##### LISTED RECORDS

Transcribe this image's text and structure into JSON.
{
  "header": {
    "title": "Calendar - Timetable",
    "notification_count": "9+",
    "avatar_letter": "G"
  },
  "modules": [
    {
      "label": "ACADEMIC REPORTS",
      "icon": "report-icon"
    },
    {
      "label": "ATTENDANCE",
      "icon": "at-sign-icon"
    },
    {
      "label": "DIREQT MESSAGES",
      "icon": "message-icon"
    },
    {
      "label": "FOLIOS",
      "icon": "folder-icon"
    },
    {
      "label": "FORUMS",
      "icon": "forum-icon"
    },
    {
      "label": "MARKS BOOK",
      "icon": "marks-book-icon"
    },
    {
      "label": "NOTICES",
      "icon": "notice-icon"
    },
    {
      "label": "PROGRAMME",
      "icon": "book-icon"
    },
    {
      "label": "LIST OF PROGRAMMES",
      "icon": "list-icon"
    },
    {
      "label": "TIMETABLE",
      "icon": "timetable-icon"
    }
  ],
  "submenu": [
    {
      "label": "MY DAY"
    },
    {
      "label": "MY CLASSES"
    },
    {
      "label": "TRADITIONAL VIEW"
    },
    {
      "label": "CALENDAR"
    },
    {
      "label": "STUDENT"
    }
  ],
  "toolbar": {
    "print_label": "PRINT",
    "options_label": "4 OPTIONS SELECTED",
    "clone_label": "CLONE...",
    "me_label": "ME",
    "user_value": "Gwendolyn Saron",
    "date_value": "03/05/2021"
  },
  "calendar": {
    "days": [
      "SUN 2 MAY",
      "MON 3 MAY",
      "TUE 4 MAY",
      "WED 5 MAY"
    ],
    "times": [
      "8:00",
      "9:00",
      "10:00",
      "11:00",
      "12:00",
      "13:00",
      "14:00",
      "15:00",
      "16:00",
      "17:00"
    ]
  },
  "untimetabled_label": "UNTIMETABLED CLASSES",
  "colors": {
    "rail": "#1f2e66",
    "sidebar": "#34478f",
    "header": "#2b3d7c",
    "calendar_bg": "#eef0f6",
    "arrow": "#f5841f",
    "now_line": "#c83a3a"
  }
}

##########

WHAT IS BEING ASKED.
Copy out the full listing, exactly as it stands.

TASK SOLUTION.
Transcribe this image's text and structure into JSON.
{
  "header": {
    "title": "Calendar - Timetable",
    "notification_count": "9+",
    "avatar_letter": "G"
  },
  "modules": [
    {
      "label": "ACADEMIC REPORTS",
      "icon": "report-icon"
    },
    {
      "label": "ATTENDANCE",
      "icon": "at-sign-icon"
    },
    {
      "label": "DIREQT MESSAGES",
      "icon": "message-icon"
    },
    {
      "label": "FOLIOS",
      "icon": "folder-icon"
    },
    {
      "label": "FORUMS",
      "icon": "forum-icon"
    },
    {
      "label": "MARKS BOOK",
      "icon": "marks-book-icon"
    },
    {
      "label": "NOTICES",
      "icon": "notice-icon"
    },
    {
      "label": "PROGRAMME",
      "icon": "book-icon"
    },
    {
      "label": "LIST OF PROGRAMMES",
      "icon": "list-icon"
    },
    {
      "label": "TIMETABLE",
      "icon": "timetable-icon"
    }
  ],
  "submenu": [
    {
      "label": "MY DAY"
    },
    {
      "label": "MY CLASSES"
    },
    {
      "label": "TRADITIONAL VIEW"
    },
    {
      "label": "CALENDAR"
    },
    {
      "label": "STUDENT"
    }
  ],
  "toolbar": {
    "print_label": "PRINT",
    "options_label": "4 OPTIONS SELECTED",
    "clone_label": "CLONE...",
    "me_label": "ME",
    "user_value": "Gwendolyn Saron",
    "date_value": "03/05/2021"
  },
  "calendar": {
    "days": [
      "SUN 2 MAY",
      "MON 3 MAY",
      "TUE 4 MAY",
      "WED 5 MAY"
    ],
    "times": [
      "8:00",
      "9:00",
      "10:00",
      "11:00",
      "12:00",
      "13:00",
      "14:00",
      "15:00",
      "16:00",
      "17:00"
    ]
  },
  "untimetabled_label": "UNTIMETABLED CLASSES",
  "colors": {
    "rail": "#1f2e66",
    "sidebar": "#34478f",
    "header": "#2b3d7c",
    "calendar_bg": "#eef0f6",
    "arrow": "#f5841f",
    "now_line": "#c83a3a"
  }
}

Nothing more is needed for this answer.